Probabilistic population forecasts are useful because they describe uncertainty in a quantitatively useful way. One approach (that we call LT) uses historical data to estimate stochastic models (e.g., a time series model) of vital rates, and then makes forecasts. Another (we call it RS) began as a kind of randomized scenario: we consider its simplest variant, in which expert opinion is used to make probability distributions for terminal vital rates, and smooth trajectories are followed over time. We use analysis and examples to show several key differences between these methods: serial correlations in the forecast are much smaller in LT; the variance in LT models of vital rates (especially fertility) is much higher than in RS models that are based on official expert scenarios; trajectories in LT are much more irregular than in RS; probability intervals in LT tend to widen faster over forecast time. Newer versions of RS have been developed that reduce or eliminate some of these differences.

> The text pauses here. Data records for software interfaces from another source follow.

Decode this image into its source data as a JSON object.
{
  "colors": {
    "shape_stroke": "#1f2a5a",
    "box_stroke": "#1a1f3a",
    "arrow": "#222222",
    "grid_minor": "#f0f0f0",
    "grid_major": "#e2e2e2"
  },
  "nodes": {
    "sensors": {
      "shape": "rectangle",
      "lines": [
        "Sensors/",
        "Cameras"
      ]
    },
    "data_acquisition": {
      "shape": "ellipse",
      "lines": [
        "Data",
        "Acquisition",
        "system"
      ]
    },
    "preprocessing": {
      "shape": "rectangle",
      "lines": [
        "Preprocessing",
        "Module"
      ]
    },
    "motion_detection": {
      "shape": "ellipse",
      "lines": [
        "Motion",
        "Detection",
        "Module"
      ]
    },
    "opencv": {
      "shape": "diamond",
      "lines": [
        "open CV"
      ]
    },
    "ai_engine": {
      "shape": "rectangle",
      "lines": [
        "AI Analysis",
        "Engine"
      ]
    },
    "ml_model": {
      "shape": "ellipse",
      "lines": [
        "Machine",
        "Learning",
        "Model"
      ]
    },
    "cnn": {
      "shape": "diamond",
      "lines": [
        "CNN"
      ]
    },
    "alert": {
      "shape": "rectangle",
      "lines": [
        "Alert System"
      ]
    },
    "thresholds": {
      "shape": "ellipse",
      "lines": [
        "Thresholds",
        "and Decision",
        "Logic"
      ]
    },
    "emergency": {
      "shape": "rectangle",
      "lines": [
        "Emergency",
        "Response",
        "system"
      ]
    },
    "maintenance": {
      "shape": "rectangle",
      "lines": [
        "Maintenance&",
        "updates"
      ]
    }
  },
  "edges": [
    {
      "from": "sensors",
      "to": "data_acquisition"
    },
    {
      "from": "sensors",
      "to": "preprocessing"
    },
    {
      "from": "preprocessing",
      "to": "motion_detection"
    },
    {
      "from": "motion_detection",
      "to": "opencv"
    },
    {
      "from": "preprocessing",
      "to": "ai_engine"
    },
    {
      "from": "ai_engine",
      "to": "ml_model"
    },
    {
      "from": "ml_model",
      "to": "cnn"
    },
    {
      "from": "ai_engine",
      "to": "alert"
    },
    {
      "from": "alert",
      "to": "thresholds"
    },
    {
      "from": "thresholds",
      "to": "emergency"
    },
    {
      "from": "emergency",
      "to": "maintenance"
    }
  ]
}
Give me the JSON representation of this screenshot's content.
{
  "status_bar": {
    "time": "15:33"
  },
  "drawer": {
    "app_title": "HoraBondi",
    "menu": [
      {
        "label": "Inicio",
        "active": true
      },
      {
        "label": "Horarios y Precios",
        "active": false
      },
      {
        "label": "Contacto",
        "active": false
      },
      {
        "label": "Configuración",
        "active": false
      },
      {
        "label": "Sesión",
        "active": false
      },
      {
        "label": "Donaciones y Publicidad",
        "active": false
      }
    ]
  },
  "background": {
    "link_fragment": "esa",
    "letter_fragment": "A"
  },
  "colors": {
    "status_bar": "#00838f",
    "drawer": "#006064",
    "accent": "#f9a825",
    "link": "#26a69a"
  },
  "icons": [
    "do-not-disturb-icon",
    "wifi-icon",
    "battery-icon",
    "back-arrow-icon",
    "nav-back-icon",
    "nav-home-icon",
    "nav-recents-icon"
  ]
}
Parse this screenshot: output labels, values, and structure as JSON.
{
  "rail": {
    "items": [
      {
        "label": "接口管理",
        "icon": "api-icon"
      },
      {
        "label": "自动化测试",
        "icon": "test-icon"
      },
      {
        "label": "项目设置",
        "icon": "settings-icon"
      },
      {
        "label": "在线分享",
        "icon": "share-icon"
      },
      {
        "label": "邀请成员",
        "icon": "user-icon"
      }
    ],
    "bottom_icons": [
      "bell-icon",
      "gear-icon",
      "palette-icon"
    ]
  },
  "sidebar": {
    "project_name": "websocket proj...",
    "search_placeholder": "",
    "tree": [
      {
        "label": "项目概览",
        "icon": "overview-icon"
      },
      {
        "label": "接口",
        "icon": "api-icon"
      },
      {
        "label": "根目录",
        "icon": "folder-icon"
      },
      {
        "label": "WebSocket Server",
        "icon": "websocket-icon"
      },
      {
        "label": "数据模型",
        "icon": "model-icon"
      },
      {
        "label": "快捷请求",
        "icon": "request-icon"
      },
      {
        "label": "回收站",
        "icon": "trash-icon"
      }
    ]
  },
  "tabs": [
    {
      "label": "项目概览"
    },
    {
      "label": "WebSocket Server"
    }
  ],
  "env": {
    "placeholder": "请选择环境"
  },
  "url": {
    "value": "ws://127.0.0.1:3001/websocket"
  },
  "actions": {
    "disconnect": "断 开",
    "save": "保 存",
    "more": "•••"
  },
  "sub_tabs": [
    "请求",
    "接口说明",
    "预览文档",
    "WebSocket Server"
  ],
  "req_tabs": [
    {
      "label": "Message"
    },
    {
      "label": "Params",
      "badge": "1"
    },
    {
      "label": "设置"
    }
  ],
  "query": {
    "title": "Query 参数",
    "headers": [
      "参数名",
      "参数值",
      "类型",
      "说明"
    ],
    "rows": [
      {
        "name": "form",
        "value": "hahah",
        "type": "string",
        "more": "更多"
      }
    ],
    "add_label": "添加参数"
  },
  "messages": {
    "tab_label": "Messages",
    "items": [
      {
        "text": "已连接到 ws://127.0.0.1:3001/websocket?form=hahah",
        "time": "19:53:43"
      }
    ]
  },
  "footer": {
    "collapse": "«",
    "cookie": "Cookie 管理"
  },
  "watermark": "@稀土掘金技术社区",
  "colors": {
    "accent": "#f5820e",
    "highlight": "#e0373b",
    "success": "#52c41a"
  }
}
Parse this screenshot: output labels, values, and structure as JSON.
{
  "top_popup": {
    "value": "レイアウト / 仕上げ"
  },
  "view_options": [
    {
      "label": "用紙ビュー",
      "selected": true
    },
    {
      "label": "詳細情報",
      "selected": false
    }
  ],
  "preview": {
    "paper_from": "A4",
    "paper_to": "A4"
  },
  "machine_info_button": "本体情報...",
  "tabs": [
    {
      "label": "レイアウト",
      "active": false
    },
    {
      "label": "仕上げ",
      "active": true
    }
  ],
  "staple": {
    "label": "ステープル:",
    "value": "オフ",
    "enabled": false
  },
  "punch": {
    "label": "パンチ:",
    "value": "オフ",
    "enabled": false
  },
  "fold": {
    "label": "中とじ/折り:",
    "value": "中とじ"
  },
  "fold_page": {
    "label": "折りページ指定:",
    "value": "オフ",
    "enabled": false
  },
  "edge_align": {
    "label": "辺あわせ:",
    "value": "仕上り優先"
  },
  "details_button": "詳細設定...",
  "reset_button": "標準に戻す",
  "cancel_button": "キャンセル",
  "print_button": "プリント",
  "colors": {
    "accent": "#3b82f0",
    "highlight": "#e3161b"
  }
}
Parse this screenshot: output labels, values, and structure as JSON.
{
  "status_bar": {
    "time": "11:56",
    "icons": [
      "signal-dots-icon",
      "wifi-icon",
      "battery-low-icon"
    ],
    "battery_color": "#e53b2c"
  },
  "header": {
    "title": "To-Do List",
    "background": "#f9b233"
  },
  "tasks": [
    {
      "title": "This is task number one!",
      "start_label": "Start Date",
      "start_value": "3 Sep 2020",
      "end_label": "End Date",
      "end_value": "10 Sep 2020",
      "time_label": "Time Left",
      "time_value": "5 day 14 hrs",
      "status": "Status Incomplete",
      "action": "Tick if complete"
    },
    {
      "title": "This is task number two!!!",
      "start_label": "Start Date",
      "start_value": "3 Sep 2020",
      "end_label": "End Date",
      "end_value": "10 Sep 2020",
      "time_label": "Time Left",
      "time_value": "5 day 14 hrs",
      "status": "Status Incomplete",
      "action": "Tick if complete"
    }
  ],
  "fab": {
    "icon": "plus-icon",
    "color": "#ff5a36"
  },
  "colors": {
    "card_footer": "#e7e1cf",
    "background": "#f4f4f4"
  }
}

"Random Scenario Forecasts Versus Stochastic Forecasts." Internat. Statist. Rev. 72 (2) 185 - 199, august 2004.